• **Work required**
All of the entries below, duplicated exactly, make up the answer.

App and web page records:
========================

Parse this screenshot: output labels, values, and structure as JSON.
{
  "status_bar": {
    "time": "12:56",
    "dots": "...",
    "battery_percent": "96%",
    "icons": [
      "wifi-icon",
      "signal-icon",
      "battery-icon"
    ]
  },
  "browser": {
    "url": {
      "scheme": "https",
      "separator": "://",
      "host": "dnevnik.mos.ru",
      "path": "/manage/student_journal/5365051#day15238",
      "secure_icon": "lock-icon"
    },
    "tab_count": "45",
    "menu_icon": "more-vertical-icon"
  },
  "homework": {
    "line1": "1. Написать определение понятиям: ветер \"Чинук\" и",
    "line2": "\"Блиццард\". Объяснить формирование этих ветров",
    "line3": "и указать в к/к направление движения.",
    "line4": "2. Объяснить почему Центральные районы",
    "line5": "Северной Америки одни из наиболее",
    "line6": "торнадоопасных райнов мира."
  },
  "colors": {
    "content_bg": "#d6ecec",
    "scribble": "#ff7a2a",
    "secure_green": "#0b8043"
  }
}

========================

• **Response**
Parse this screenshot: output labels, values, and structure as JSON.
{
  "status_bar": {
    "time": "12:56",
    "dots": "...",
    "battery_percent": "96%",
    "icons": [
      "wifi-icon",
      "signal-icon",
      "battery-icon"
    ]
  },
  "browser": {
    "url": {
      "scheme": "https",
      "separator": "://",
      "host": "dnevnik.mos.ru",
      "path": "/manage/student_journal/5365051#day15238",
      "secure_icon": "lock-icon"
    },
    "tab_count": "45",
    "menu_icon": "more-vertical-icon"
  },
  "homework": {
    "line1": "1. Написать определение понятиям: ветер \"Чинук\" и",
    "line2": "\"Блиццард\". Объяснить формирование этих ветров",
    "line3": "и указать в к/к направление движения.",
    "line4": "2. Объяснить почему Центральные районы",
    "line5": "Северной Америки одни из наиболее",
    "line6": "торнадоопасных райнов мира."
  },
  "colors": {
    "content_bg": "#d6ecec",
    "scribble": "#ff7a2a",
    "secure_green": "#0b8043"
  }
}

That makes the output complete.